WHAT YOU NEED TO DO: What is needed is an exact copy of the data that follows.

(Excerpts from an interface dataset)
# # # #
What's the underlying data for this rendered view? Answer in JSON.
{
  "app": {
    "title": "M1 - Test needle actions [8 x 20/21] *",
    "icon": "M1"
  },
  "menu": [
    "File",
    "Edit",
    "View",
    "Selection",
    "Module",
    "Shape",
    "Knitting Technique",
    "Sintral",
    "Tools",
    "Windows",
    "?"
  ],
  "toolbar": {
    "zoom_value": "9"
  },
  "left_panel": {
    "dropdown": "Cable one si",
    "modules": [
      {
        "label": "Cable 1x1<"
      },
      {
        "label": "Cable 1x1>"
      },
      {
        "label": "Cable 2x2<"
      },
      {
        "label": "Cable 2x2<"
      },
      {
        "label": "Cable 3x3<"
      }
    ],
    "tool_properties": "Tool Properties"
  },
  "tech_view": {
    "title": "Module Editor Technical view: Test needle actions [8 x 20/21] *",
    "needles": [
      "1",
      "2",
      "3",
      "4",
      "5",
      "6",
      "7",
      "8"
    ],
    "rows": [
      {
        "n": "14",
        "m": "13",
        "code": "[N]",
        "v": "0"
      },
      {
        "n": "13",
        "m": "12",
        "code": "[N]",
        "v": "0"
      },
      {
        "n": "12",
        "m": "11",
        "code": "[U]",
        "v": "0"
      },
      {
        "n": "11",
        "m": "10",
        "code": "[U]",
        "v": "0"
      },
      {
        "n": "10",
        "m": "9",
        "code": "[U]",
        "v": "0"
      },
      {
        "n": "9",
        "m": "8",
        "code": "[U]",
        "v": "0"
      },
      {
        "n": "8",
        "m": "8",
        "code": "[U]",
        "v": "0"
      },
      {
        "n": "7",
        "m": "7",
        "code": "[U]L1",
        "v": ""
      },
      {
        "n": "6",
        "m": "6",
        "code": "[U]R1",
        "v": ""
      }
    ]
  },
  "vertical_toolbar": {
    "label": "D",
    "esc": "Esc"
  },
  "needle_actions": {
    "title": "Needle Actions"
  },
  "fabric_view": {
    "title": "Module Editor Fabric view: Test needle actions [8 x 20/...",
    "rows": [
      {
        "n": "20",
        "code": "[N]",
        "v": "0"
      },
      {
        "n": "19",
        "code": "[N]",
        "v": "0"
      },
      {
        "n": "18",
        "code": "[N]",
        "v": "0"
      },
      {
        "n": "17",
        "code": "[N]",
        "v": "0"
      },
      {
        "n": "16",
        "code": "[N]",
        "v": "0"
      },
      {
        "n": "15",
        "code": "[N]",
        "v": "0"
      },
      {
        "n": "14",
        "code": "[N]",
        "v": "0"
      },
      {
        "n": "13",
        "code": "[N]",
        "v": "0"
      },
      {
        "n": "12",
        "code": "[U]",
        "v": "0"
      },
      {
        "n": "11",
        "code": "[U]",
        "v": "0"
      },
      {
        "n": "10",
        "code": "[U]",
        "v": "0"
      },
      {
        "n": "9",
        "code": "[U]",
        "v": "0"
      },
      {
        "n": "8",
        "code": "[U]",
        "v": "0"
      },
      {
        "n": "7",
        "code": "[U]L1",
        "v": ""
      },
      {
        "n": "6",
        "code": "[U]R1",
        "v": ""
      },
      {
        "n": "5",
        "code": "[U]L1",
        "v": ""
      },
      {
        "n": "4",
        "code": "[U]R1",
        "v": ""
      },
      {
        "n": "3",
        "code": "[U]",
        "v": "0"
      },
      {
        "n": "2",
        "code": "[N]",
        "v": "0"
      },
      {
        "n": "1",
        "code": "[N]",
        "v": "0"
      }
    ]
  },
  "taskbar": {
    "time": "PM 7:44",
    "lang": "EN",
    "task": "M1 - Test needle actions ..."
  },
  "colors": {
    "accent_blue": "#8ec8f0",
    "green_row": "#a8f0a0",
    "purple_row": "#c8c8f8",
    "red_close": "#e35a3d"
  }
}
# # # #
RESPONSE FOR THIS EXERCISE:
What's the underlying data for this rendered view? Answer in JSON.
{
  "app": {
    "title": "M1 - Test needle actions [8 x 20/21] *",
    "icon": "M1"
  },
  "menu": [
    "File",
    "Edit",
    "View",
    "Selection",
    "Module",
    "Shape",
    "Knitting Technique",
    "Sintral",
    "Tools",
    "Windows",
    "?"
  ],
  "toolbar": {
    "zoom_value": "9"
  },
  "left_panel": {
    "dropdown": "Cable one si",
    "modules": [
      {
        "label": "Cable 1x1<"
      },
      {
        "label": "Cable 1x1>"
      },
      {
        "label": "Cable 2x2<"
      },
      {
        "label": "Cable 2x2<"
      },
      {
        "label": "Cable 3x3<"
      }
    ],
    "tool_properties": "Tool Properties"
  },
  "tech_view": {
    "title": "Module Editor Technical view: Test needle actions [8 x 20/21] *",
    "needles": [
      "1",
      "2",
      "3",
      "4",
      "5",
      "6",
      "7",
      "8"
    ],
    "rows": [
      {
        "n": "14",
        "m": "13",
        "code": "[N]",
        "v": "0"
      },
      {
        "n": "13",
        "m": "12",
        "code": "[N]",
        "v": "0"
      },
      {
        "n": "12",
        "m": "11",
        "code": "[U]",
        "v": "0"
      },
      {
        "n": "11",
        "m": "10",
        "code": "[U]",
        "v": "0"
      },
      {
        "n": "10",
        "m": "9",
        "code": "[U]",
        "v": "0"
      },
      {
        "n": "9",
        "m": "8",
        "code": "[U]",
        "v": "0"
      },
      {
        "n": "8",
        "m": "8",
        "code": "[U]",
        "v": "0"
      },
      {
        "n": "7",
        "m": "7",
        "code": "[U]L1",
        "v": ""
      },
      {
        "n": "6",
        "m": "6",
        "code": "[U]R1",
        "v": ""
      }
    ]
  },
  "vertical_toolbar": {
    "label": "D",
    "esc": "Esc"
  },
  "needle_actions": {
    "title": "Needle Actions"
  },
  "fabric_view": {
    "title": "Module Editor Fabric view: Test needle actions [8 x 20/...",
    "rows": [
      {
        "n": "20",
        "code": "[N]",
        "v": "0"
      },
      {
        "n": "19",
        "code": "[N]",
        "v": "0"
      },
      {
        "n": "18",
        "code": "[N]",
        "v": "0"
      },
      {
        "n": "17",
        "code": "[N]",
        "v": "0"
      },
      {
        "n": "16",
        "code": "[N]",
        "v": "0"
      },
      {
        "n": "15",
        "code": "[N]",
        "v": "0"
      },
      {
        "n": "14",
        "code": "[N]",
        "v": "0"
      },
      {
        "n": "13",
        "code": "[N]",
        "v": "0"
      },
      {
        "n": "12",
        "code": "[U]",
        "v": "0"
      },
      {
        "n": "11",
        "code": "[U]",
        "v": "0"
      },
      {
        "n": "10",
        "code": "[U]",
        "v": "0"
      },
      {
        "n": "9",
        "code": "[U]",
        "v": "0"
      },
      {
        "n": "8",
        "code": "[U]",
        "v": "0"
      },
      {
        "n": "7",
        "code": "[U]L1",
        "v": ""
      },
      {
        "n": "6",
        "code": "[U]R1",
        "v": ""
      },
      {
        "n": "5",
        "code": "[U]L1",
        "v": ""
      },
      {
        "n": "4",
        "code": "[U]R1",
        "v": ""
      },
      {
        "n": "3",
        "code": "[U]",
        "v": "0"
      },
      {
        "n": "2",
        "code": "[N]",
        "v": "0"
      },
      {
        "n": "1",
        "code": "[N]",
        "v": "0"
      }
    ]
  },
  "taskbar": {
    "time": "PM 7:44",
    "lang": "EN",
    "task": "M1 - Test needle actions ..."
  },
  "colors": {
    "accent_blue": "#8ec8f0",
    "green_row": "#a8f0a0",
    "purple_row": "#c8c8f8",
    "red_close": "#e35a3d"
  }
}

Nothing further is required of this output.